* Records shown:

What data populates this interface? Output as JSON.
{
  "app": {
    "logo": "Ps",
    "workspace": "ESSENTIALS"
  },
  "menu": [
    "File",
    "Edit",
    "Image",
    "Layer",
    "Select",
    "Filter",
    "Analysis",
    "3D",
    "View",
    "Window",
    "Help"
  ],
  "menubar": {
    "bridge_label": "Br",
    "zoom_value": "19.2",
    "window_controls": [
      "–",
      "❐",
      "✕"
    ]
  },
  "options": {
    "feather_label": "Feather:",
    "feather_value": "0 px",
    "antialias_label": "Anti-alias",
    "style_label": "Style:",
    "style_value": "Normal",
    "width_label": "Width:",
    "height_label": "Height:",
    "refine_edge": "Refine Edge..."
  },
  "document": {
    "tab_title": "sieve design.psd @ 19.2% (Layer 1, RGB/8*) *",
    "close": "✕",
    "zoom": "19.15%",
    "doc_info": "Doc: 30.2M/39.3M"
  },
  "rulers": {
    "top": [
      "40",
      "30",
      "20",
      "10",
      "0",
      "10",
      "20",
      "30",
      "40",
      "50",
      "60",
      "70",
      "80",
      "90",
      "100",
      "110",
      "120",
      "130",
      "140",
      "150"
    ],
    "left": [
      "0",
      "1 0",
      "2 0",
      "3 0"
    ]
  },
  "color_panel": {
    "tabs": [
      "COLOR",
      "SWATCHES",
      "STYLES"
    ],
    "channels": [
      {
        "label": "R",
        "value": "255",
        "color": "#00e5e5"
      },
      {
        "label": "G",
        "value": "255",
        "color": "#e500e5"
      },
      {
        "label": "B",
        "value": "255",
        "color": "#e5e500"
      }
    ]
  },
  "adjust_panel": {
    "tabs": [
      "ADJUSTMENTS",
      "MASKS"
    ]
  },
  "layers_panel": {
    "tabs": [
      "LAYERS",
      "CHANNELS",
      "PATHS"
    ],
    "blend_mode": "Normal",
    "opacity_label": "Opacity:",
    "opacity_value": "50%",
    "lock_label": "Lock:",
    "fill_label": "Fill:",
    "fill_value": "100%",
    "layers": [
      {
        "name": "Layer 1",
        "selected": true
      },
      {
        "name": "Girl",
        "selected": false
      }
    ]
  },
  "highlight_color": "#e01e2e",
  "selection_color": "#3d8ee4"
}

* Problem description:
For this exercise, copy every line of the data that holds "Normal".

* Task answer:
    "style_value": "Normal",
    "blend_mode": "Normal",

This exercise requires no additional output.